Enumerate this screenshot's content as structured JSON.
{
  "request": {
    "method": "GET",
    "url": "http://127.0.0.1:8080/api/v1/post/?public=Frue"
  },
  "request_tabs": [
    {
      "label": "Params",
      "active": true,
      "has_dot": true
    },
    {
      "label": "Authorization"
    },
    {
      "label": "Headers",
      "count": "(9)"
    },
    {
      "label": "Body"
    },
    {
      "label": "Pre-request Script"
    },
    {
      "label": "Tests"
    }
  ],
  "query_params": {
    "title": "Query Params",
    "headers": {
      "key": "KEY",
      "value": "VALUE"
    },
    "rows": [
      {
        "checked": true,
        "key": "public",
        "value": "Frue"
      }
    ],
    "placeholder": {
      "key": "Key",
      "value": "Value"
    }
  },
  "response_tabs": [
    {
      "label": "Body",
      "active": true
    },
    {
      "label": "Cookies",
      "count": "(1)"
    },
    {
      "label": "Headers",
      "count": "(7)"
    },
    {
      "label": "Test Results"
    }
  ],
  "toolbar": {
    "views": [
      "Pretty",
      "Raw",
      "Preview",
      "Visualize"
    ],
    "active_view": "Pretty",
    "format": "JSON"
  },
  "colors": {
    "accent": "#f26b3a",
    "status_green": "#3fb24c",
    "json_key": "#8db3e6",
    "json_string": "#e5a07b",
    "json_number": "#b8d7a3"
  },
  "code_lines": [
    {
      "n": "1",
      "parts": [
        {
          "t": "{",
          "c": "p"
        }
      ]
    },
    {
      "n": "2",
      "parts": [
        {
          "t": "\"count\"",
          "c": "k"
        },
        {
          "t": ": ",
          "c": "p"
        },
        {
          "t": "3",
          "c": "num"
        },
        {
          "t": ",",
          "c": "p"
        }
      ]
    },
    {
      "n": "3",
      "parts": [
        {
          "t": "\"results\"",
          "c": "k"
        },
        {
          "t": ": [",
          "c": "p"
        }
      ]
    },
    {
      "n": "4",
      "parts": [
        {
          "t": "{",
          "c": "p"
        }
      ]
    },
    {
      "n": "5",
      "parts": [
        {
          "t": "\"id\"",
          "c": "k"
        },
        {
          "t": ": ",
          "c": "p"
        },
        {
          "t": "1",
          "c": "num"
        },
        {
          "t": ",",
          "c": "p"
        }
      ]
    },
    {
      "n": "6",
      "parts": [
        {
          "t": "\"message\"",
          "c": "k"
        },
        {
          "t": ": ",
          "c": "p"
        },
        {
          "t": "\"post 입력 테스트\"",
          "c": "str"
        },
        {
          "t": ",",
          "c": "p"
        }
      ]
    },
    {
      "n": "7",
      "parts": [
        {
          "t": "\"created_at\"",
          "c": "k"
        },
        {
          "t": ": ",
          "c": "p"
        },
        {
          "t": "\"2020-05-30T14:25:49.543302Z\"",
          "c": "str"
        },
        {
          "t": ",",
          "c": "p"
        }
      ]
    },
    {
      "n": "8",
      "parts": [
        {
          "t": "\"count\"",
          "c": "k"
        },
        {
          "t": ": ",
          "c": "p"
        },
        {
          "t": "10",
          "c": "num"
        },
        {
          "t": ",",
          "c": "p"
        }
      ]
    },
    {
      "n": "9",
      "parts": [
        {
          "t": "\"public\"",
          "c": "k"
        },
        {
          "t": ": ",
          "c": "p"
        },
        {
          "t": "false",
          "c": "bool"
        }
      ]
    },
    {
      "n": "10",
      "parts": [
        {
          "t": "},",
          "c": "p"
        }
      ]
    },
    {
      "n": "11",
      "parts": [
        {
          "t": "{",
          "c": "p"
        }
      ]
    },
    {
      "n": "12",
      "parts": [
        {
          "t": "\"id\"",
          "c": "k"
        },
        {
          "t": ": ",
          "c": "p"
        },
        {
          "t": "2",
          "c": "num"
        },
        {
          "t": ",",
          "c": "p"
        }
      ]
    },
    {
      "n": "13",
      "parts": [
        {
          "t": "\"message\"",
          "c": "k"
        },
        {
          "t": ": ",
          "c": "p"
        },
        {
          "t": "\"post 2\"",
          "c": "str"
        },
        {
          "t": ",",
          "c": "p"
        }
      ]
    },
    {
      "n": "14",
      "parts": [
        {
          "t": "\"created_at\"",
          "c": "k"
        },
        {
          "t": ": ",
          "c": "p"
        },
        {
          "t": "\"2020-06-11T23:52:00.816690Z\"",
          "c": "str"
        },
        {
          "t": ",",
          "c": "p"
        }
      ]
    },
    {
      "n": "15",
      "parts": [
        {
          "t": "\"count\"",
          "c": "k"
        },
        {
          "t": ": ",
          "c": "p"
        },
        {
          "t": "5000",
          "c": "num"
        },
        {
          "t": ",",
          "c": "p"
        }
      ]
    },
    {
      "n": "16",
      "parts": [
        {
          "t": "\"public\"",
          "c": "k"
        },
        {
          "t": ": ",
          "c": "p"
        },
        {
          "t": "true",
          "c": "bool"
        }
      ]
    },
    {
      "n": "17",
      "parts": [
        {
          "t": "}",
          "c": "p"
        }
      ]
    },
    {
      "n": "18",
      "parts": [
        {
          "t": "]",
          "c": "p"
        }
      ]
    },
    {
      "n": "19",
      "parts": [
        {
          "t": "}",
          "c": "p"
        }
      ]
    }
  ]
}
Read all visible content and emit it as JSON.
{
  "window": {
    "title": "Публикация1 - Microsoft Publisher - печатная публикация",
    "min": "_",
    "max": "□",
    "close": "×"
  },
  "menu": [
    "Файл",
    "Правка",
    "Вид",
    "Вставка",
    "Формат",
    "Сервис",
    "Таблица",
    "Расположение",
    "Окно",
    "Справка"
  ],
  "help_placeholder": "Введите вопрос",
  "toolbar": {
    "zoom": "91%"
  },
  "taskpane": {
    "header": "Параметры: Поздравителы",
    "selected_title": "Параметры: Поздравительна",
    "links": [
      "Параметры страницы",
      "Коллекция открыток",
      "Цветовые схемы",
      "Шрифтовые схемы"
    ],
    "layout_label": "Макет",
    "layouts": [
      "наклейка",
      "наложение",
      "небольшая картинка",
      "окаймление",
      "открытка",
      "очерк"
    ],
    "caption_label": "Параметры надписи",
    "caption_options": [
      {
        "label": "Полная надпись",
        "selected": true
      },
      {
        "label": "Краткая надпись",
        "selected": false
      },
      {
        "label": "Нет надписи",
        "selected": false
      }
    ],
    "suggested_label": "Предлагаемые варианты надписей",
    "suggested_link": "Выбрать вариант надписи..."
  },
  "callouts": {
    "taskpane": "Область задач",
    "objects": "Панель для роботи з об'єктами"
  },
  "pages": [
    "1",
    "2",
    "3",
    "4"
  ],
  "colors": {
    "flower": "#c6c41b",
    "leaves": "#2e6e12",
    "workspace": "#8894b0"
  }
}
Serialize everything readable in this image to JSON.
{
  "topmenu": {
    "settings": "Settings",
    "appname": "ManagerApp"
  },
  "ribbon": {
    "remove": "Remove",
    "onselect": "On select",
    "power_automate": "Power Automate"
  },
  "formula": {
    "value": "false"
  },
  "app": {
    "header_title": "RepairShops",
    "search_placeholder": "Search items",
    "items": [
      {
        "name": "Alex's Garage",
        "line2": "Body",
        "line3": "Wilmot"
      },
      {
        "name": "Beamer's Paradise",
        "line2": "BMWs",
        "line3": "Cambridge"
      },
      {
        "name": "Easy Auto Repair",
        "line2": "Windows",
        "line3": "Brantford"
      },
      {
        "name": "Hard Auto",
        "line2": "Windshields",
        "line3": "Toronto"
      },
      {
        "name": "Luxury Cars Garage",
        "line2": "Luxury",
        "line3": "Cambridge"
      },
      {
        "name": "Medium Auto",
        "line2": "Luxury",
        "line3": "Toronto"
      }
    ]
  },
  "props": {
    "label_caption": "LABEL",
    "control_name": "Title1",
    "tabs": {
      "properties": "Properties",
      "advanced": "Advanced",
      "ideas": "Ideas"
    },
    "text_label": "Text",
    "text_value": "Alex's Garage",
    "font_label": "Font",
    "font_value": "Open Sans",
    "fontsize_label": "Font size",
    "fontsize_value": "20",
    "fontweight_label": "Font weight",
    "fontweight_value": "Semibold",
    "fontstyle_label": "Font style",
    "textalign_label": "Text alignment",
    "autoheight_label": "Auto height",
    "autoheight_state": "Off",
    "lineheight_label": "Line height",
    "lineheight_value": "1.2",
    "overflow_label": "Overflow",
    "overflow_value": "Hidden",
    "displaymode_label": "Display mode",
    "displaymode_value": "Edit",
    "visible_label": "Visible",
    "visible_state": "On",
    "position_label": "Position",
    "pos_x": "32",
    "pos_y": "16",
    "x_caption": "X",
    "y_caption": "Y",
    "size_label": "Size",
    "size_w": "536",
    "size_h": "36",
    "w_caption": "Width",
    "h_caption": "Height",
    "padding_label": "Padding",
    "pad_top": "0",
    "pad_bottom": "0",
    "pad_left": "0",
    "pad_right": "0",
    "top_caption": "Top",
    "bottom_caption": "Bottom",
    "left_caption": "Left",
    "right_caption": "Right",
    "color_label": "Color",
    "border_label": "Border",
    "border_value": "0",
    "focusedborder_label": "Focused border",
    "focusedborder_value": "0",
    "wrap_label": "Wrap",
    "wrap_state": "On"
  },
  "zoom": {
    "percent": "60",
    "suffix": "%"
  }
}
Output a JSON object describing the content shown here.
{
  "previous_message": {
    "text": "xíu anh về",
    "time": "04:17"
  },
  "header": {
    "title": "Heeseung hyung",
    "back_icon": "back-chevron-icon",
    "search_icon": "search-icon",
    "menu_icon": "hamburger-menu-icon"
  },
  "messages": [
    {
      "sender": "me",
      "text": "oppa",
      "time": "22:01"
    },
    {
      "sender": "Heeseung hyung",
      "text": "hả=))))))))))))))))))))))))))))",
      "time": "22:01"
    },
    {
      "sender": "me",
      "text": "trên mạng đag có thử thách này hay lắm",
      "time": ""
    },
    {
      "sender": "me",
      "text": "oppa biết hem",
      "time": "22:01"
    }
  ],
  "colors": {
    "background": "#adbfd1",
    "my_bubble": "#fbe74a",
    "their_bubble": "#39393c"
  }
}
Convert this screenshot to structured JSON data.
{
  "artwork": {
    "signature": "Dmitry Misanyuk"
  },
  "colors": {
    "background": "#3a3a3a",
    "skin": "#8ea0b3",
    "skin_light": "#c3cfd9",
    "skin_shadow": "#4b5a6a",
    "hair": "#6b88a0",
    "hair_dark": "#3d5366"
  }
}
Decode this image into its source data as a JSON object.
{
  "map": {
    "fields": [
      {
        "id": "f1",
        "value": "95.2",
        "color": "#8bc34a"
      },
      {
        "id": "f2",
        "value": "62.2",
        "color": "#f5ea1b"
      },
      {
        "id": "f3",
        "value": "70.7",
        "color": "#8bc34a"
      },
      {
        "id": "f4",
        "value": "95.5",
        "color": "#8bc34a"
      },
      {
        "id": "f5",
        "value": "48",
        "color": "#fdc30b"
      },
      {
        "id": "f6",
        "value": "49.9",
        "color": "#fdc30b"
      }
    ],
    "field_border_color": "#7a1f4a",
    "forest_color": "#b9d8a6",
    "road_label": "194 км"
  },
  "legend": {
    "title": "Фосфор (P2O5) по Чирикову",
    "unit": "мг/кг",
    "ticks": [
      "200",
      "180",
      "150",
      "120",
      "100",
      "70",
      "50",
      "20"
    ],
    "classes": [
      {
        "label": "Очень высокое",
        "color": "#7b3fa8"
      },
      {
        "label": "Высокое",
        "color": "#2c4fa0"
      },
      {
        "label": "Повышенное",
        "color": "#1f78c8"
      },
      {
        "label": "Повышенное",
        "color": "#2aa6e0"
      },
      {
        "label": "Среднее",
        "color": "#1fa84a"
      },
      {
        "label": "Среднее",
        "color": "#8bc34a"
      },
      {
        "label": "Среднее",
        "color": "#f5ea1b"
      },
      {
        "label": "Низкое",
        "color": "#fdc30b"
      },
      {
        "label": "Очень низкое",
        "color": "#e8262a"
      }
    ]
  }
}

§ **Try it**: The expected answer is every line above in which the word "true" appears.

§ **Answer to the problem**:
      "active": true,
      "has_dot": true
        "checked": true,
      "active": true
          "t": "true",
        "selected": true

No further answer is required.